The internet is an influential tool, it allows us to relate not only to the people around us, but also to those who are in another part of the world. No matter where you are or what language you speak, the internet helps us break that language barriers and communicate, even for those who decide to have new experiences and venture to another country with a different language.
Thanks to globalization, the world has been adapting and establishing relations between communities and cultures. Globalization in turn pushed companies to embark on “internationalization” and “localization” of their products and services, to increase visibility of these products and services, and their reach.
Although the terms globalization, localization, and internationalization seem similar, they have different meanings. We would like to explore these terms together with you below.
This term can be quite broad, but in the business field it refers to those activities carried out by a company to promote or market its product or service worldwide in order to establish a more direct connection with your customers. Globalization brings a lot of benefits, such as it allows different products and services be accessible to the wider public. It also fosters economic growth as more goods and services can be sold around the world. It also enables companies and individuals to share their ideas not only locally, but internationally.
Unlike globalization, internationalization dives a little deeper. It focuses on the development and design of the brand in new markets. The purpose of internationalization is to focus on eliminating any restrictions related to the design of the products, services and internal operations that may affect expansion into international markets.
We are used to think that localization is the same thing as as globalization, but it is not. Localization is the the process of adaptation or modification of a product, content, or service in order to adapt them to the new market. For example, change the language, numerical formats, comparison, and ordering algorithms, currency symbols, legal requirements, symbols, colors, and even text, graphics, or icons that may be misunderstood or offensive to the culture. To perform this process, it is necessary to take into account the culture of the country where the brand is going to be introduced. It is crucial to investigate its religious beliefs, policies, cultural norms, and everything that may be related to your brand, to avoid any inconvenience or displeasure in consumers.

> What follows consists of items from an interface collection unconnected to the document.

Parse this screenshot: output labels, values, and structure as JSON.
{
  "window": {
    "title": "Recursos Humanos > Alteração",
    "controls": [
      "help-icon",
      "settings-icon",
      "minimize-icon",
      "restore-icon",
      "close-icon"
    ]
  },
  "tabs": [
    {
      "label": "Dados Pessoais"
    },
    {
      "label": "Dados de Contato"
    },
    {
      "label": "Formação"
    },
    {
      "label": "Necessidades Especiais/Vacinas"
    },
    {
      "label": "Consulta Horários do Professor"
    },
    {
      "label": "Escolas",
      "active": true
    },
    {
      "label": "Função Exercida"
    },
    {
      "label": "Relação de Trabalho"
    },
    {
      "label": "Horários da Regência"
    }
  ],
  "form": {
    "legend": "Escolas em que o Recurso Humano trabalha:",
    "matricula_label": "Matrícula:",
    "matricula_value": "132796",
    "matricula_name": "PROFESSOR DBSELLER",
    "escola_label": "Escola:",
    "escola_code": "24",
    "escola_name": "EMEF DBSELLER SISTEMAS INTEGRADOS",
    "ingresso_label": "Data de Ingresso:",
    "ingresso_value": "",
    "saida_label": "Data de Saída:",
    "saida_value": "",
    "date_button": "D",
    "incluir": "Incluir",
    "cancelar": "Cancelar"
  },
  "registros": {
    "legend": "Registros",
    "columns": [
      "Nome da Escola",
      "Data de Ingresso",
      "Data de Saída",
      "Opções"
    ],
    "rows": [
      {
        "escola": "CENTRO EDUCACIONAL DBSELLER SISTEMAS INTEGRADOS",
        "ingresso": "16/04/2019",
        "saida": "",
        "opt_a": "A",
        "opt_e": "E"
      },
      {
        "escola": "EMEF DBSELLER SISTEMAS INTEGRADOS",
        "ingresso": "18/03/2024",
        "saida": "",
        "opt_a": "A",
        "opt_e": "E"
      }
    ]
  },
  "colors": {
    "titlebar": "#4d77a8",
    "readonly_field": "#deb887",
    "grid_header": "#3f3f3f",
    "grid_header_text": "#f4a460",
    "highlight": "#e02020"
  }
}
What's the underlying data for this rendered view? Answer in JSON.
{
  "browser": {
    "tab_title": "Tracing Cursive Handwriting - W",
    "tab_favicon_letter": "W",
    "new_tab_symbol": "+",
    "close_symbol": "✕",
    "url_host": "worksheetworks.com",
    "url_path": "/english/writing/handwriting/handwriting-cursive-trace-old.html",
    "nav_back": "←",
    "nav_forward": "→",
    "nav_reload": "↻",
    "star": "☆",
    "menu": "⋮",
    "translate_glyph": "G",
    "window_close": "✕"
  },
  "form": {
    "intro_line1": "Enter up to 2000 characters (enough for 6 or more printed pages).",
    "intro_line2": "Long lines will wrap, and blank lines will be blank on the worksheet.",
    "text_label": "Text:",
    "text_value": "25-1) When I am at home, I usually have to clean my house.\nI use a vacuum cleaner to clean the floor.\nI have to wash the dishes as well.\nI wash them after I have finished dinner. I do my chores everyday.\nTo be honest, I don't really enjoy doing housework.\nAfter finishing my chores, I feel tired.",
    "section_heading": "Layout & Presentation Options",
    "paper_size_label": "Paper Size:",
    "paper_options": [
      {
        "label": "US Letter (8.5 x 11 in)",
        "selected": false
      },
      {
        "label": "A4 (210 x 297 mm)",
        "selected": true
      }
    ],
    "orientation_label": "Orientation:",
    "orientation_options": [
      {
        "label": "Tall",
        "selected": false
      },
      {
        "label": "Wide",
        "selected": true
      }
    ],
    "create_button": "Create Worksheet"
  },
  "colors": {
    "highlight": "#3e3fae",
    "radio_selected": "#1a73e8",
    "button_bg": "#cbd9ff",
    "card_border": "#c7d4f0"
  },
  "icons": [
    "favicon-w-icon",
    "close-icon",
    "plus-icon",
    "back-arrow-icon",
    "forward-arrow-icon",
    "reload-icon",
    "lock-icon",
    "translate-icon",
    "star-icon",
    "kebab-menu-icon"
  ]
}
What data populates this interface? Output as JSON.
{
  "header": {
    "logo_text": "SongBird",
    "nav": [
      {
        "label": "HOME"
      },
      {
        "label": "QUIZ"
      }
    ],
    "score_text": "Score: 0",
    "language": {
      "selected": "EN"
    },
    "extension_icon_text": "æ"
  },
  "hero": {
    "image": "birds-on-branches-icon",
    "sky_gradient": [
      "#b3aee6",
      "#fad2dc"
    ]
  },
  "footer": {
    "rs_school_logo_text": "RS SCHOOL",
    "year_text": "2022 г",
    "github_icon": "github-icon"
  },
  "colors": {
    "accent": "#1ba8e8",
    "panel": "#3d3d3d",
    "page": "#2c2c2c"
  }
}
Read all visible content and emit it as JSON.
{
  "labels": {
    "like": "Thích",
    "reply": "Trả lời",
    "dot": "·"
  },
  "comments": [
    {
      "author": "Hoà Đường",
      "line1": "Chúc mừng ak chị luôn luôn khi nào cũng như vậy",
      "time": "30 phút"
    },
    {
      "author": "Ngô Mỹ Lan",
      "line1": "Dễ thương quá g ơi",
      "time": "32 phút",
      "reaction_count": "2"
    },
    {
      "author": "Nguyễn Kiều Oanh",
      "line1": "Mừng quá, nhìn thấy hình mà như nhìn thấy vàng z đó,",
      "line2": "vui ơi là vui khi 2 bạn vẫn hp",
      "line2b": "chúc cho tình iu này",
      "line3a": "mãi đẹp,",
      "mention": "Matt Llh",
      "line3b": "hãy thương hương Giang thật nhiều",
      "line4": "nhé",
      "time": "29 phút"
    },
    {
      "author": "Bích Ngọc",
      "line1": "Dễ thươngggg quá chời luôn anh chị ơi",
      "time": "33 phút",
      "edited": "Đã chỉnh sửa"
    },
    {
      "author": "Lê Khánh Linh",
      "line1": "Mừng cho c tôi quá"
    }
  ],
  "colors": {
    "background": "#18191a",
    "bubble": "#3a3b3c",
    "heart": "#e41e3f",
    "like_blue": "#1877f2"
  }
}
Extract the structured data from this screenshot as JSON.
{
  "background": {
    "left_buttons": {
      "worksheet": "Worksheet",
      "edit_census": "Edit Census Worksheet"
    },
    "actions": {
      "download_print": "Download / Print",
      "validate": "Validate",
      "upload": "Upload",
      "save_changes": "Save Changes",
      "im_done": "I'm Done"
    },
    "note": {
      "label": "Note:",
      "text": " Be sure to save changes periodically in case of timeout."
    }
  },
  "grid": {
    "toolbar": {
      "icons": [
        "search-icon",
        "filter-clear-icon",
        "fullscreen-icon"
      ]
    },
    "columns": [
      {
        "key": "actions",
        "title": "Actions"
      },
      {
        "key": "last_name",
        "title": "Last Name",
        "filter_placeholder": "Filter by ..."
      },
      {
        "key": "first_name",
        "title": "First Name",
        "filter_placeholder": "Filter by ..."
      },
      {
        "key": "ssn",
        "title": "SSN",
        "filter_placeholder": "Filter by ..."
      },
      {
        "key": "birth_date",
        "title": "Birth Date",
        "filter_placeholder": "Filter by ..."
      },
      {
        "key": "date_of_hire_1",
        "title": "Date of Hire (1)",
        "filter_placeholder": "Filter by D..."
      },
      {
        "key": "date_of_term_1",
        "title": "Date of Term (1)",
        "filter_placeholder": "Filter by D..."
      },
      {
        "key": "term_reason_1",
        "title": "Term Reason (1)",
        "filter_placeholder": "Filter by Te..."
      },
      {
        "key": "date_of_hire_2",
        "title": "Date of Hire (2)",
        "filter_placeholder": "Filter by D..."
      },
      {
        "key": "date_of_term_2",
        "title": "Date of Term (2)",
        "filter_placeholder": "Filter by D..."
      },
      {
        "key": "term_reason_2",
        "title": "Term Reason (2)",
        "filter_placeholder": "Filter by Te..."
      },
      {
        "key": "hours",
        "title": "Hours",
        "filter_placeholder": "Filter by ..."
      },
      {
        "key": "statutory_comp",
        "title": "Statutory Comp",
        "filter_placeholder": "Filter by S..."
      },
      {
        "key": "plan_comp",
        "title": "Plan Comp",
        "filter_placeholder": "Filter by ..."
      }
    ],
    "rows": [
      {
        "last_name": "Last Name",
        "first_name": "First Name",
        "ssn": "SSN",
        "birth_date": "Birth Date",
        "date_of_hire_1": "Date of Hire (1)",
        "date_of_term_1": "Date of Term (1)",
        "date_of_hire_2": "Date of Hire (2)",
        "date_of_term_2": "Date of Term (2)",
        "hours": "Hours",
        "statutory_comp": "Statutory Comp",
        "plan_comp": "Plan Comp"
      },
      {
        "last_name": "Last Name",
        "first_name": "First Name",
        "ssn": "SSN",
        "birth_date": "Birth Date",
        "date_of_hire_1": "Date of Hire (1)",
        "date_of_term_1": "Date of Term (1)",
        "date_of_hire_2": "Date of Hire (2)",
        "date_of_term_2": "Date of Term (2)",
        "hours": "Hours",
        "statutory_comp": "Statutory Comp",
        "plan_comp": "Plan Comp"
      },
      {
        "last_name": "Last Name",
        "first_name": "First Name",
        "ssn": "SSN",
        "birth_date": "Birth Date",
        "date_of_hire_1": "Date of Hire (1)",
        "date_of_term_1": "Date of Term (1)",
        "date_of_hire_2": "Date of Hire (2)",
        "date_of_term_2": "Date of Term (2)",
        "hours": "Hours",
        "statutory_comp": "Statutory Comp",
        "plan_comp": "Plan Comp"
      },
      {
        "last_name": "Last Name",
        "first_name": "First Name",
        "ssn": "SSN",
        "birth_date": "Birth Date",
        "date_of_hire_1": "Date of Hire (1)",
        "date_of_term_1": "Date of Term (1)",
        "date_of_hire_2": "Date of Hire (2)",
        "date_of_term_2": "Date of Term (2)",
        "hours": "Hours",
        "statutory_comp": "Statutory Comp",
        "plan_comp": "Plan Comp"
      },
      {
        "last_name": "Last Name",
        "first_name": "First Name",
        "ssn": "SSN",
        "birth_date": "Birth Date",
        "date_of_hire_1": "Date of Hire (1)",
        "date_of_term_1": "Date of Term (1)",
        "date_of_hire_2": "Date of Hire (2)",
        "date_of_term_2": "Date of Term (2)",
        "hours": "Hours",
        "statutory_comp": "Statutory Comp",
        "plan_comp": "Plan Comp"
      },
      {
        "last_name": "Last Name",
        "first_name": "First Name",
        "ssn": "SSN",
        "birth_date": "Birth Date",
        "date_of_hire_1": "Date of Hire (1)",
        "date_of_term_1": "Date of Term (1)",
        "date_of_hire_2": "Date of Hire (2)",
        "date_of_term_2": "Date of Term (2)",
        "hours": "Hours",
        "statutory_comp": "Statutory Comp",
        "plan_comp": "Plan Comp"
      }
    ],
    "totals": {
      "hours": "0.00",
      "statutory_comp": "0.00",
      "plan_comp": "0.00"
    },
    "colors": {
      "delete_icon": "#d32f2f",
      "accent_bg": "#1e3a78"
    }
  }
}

What are other key differences you believe are important to outline when distinguishing these terms? Don’t forget to share your thoughts in the comment section!
Written by Yemily Rodriguez – Community Manager at The Language Doctors